-- Material supplied follows --
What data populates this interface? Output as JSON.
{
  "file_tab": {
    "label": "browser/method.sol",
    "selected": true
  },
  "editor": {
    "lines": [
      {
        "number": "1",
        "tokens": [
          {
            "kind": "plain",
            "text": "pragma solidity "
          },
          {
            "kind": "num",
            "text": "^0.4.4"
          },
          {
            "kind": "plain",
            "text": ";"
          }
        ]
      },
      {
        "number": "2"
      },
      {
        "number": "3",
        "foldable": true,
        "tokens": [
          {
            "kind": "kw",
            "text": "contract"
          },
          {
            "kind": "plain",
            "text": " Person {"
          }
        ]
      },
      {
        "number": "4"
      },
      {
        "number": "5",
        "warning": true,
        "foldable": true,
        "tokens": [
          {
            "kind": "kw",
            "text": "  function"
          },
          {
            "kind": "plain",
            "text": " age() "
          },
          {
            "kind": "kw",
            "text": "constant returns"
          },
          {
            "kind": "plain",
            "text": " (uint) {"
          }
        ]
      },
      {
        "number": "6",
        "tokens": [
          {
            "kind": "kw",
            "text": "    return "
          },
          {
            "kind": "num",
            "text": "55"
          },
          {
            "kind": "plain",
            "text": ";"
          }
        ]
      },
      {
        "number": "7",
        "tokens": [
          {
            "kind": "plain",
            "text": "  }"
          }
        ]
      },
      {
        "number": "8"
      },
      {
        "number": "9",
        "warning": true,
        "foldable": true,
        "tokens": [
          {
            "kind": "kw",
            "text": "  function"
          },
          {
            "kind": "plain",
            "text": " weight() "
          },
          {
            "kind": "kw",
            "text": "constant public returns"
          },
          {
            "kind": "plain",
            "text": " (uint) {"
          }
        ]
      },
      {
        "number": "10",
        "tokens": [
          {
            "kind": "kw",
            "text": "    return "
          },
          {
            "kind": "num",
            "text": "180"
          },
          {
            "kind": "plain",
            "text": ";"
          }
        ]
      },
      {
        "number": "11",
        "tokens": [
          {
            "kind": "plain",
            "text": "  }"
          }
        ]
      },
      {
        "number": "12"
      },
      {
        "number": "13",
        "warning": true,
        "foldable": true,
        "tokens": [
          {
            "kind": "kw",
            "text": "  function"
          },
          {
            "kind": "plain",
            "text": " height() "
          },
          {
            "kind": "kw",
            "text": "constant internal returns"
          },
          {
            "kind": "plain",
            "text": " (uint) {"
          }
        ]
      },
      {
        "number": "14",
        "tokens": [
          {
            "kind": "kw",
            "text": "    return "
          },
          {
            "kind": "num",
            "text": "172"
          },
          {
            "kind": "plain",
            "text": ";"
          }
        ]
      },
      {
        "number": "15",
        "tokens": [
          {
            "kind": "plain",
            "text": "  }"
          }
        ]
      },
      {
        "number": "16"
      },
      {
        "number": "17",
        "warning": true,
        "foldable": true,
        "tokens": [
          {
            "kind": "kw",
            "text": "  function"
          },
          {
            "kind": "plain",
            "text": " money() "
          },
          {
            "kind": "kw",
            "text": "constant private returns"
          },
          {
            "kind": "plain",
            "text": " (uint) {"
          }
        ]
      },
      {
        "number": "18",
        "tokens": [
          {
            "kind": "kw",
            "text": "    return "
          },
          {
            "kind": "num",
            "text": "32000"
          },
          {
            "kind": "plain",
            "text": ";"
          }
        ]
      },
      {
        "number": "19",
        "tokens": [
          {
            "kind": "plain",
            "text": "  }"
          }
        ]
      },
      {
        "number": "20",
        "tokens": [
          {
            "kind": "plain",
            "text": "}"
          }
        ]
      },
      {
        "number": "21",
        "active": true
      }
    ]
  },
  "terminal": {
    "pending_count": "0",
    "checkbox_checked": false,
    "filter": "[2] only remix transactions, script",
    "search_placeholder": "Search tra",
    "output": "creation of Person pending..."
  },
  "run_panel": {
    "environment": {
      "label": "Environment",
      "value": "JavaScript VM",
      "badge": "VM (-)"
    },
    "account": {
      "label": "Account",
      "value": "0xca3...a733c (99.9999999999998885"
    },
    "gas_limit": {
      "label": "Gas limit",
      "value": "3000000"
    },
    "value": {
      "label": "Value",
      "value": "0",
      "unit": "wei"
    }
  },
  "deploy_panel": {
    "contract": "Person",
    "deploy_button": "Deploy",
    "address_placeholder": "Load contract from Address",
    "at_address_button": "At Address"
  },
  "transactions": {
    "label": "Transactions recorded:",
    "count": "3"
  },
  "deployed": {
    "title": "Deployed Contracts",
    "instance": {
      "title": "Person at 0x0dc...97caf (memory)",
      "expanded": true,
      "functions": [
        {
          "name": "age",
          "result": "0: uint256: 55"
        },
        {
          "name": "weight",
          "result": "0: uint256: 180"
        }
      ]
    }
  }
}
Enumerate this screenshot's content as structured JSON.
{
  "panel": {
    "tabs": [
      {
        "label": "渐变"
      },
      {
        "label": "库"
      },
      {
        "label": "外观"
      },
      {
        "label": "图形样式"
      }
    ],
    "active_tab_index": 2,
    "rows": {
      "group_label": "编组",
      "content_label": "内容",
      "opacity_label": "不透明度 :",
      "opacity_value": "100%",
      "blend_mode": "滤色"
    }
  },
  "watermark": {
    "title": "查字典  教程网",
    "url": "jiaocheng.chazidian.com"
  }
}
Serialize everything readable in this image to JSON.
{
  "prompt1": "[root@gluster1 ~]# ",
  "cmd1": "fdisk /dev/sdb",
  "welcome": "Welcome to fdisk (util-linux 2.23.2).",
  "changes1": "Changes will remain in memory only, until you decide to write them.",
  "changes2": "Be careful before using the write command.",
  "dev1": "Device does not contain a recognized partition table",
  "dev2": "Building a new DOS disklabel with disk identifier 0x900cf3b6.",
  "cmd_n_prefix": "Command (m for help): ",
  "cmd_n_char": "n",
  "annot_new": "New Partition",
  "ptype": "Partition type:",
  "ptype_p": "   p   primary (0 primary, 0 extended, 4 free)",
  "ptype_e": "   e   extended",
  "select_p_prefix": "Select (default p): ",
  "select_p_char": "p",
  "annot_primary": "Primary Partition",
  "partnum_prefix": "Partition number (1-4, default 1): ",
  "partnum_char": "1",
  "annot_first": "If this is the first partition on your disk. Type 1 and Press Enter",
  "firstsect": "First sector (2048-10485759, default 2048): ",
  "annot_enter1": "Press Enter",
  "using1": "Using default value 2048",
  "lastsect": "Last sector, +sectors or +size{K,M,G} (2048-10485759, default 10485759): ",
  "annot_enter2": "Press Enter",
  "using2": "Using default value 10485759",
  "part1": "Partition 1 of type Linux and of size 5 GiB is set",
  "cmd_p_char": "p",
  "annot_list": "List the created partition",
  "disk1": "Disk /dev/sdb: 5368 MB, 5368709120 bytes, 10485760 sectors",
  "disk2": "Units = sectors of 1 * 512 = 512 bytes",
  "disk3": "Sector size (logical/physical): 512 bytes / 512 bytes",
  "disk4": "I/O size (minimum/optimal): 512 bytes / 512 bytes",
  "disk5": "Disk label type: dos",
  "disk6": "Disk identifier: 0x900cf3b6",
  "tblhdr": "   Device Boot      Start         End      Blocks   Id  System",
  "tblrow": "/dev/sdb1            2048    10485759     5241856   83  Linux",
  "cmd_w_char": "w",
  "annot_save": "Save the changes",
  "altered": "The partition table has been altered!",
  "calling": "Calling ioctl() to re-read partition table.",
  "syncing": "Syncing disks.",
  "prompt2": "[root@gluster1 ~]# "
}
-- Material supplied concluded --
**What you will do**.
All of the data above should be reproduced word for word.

**Written reply**.
What data populates this interface? Output as JSON.
{
  "file_tab": {
    "label": "browser/method.sol",
    "selected": true
  },
  "editor": {
    "lines": [
      {
        "number": "1",
        "tokens": [
          {
            "kind": "plain",
            "text": "pragma solidity "
          },
          {
            "kind": "num",
            "text": "^0.4.4"
          },
          {
            "kind": "plain",
            "text": ";"
          }
        ]
      },
      {
        "number": "2"
      },
      {
        "number": "3",
        "foldable": true,
        "tokens": [
          {
            "kind": "kw",
            "text": "contract"
          },
          {
            "kind": "plain",
            "text": " Person {"
          }
        ]
      },
      {
        "number": "4"
      },
      {
        "number": "5",
        "warning": true,
        "foldable": true,
        "tokens": [
          {
            "kind": "kw",
            "text": "  function"
          },
          {
            "kind": "plain",
            "text": " age() "
          },
          {
            "kind": "kw",
            "text": "constant returns"
          },
          {
            "kind": "plain",
            "text": " (uint) {"
          }
        ]
      },
      {
        "number": "6",
        "tokens": [
          {
            "kind": "kw",
            "text": "    return "
          },
          {
            "kind": "num",
            "text": "55"
          },
          {
            "kind": "plain",
            "text": ";"
          }
        ]
      },
      {
        "number": "7",
        "tokens": [
          {
            "kind": "plain",
            "text": "  }"
          }
        ]
      },
      {
        "number": "8"
      },
      {
        "number": "9",
        "warning": true,
        "foldable": true,
        "tokens": [
          {
            "kind": "kw",
            "text": "  function"
          },
          {
            "kind": "plain",
            "text": " weight() "
          },
          {
            "kind": "kw",
            "text": "constant public returns"
          },
          {
            "kind": "plain",
            "text": " (uint) {"
          }
        ]
      },
      {
        "number": "10",
        "tokens": [
          {
            "kind": "kw",
            "text": "    return "
          },
          {
            "kind": "num",
            "text": "180"
          },
          {
            "kind": "plain",
            "text": ";"
          }
        ]
      },
      {
        "number": "11",
        "tokens": [
          {
            "kind": "plain",
            "text": "  }"
          }
        ]
      },
      {
        "number": "12"
      },
      {
        "number": "13",
        "warning": true,
        "foldable": true,
        "tokens": [
          {
            "kind": "kw",
            "text": "  function"
          },
          {
            "kind": "plain",
            "text": " height() "
          },
          {
            "kind": "kw",
            "text": "constant internal returns"
          },
          {
            "kind": "plain",
            "text": " (uint) {"
          }
        ]
      },
      {
        "number": "14",
        "tokens": [
          {
            "kind": "kw",
            "text": "    return "
          },
          {
            "kind": "num",
            "text": "172"
          },
          {
            "kind": "plain",
            "text": ";"
          }
        ]
      },
      {
        "number": "15",
        "tokens": [
          {
            "kind": "plain",
            "text": "  }"
          }
        ]
      },
      {
        "number": "16"
      },
      {
        "number": "17",
        "warning": true,
        "foldable": true,
        "tokens": [
          {
            "kind": "kw",
            "text": "  function"
          },
          {
            "kind": "plain",
            "text": " money() "
          },
          {
            "kind": "kw",
            "text": "constant private returns"
          },
          {
            "kind": "plain",
            "text": " (uint) {"
          }
        ]
      },
      {
        "number": "18",
        "tokens": [
          {
            "kind": "kw",
            "text": "    return "
          },
          {
            "kind": "num",
            "text": "32000"
          },
          {
            "kind": "plain",
            "text": ";"
          }
        ]
      },
      {
        "number": "19",
        "tokens": [
          {
            "kind": "plain",
            "text": "  }"
          }
        ]
      },
      {
        "number": "20",
        "tokens": [
          {
            "kind": "plain",
            "text": "}"
          }
        ]
      },
      {
        "number": "21",
        "active": true
      }
    ]
  },
  "terminal": {
    "pending_count": "0",
    "checkbox_checked": false,
    "filter": "[2] only remix transactions, script",
    "search_placeholder": "Search tra",
    "output": "creation of Person pending..."
  },
  "run_panel": {
    "environment": {
      "label": "Environment",
      "value": "JavaScript VM",
      "badge": "VM (-)"
    },
    "account": {
      "label": "Account",
      "value": "0xca3...a733c (99.9999999999998885"
    },
    "gas_limit": {
      "label": "Gas limit",
      "value": "3000000"
    },
    "value": {
      "label": "Value",
      "value": "0",
      "unit": "wei"
    }
  },
  "deploy_panel": {
    "contract": "Person",
    "deploy_button": "Deploy",
    "address_placeholder": "Load contract from Address",
    "at_address_button": "At Address"
  },
  "transactions": {
    "label": "Transactions recorded:",
    "count": "3"
  },
  "deployed": {
    "title": "Deployed Contracts",
    "instance": {
      "title": "Person at 0x0dc...97caf (memory)",
      "expanded": true,
      "functions": [
        {
          "name": "age",
          "result": "0: uint256: 55"
        },
        {
          "name": "weight",
          "result": "0: uint256: 180"
        }
      ]
    }
  }
}
Enumerate this screenshot's content as structured JSON.
{
  "panel": {
    "tabs": [
      {
        "label": "渐变"
      },
      {
        "label": "库"
      },
      {
        "label": "外观"
      },
      {
        "label": "图形样式"
      }
    ],
    "active_tab_index": 2,
    "rows": {
      "group_label": "编组",
      "content_label": "内容",
      "opacity_label": "不透明度 :",
      "opacity_value": "100%",
      "blend_mode": "滤色"
    }
  },
  "watermark": {
    "title": "查字典  教程网",
    "url": "jiaocheng.chazidian.com"
  }
}
Serialize everything readable in this image to JSON.
{
  "prompt1": "[root@gluster1 ~]# ",
  "cmd1": "fdisk /dev/sdb",
  "welcome": "Welcome to fdisk (util-linux 2.23.2).",
  "changes1": "Changes will remain in memory only, until you decide to write them.",
  "changes2": "Be careful before using the write command.",
  "dev1": "Device does not contain a recognized partition table",
  "dev2": "Building a new DOS disklabel with disk identifier 0x900cf3b6.",
  "cmd_n_prefix": "Command (m for help): ",
  "cmd_n_char": "n",
  "annot_new": "New Partition",
  "ptype": "Partition type:",
  "ptype_p": "   p   primary (0 primary, 0 extended, 4 free)",
  "ptype_e": "   e   extended",
  "select_p_prefix": "Select (default p): ",
  "select_p_char": "p",
  "annot_primary": "Primary Partition",
  "partnum_prefix": "Partition number (1-4, default 1): ",
  "partnum_char": "1",
  "annot_first": "If this is the first partition on your disk. Type 1 and Press Enter",
  "firstsect": "First sector (2048-10485759, default 2048): ",
  "annot_enter1": "Press Enter",
  "using1": "Using default value 2048",
  "lastsect": "Last sector, +sectors or +size{K,M,G} (2048-10485759, default 10485759): ",
  "annot_enter2": "Press Enter",
  "using2": "Using default value 10485759",
  "part1": "Partition 1 of type Linux and of size 5 GiB is set",
  "cmd_p_char": "p",
  "annot_list": "List the created partition",
  "disk1": "Disk /dev/sdb: 5368 MB, 5368709120 bytes, 10485760 sectors",
  "disk2": "Units = sectors of 1 * 512 = 512 bytes",
  "disk3": "Sector size (logical/physical): 512 bytes / 512 bytes",
  "disk4": "I/O size (minimum/optimal): 512 bytes / 512 bytes",
  "disk5": "Disk label type: dos",
  "disk6": "Disk identifier: 0x900cf3b6",
  "tblhdr": "   Device Boot      Start         End      Blocks   Id  System",
  "tblrow": "/dev/sdb1            2048    10485759     5241856   83  Linux",
  "cmd_w_char": "w",
  "annot_save": "Save the changes",
  "altered": "The partition table has been altered!",
  "calling": "Calling ioctl() to re-read partition table.",
  "syncing": "Syncing disks.",
  "prompt2": "[root@gluster1 ~]# "
}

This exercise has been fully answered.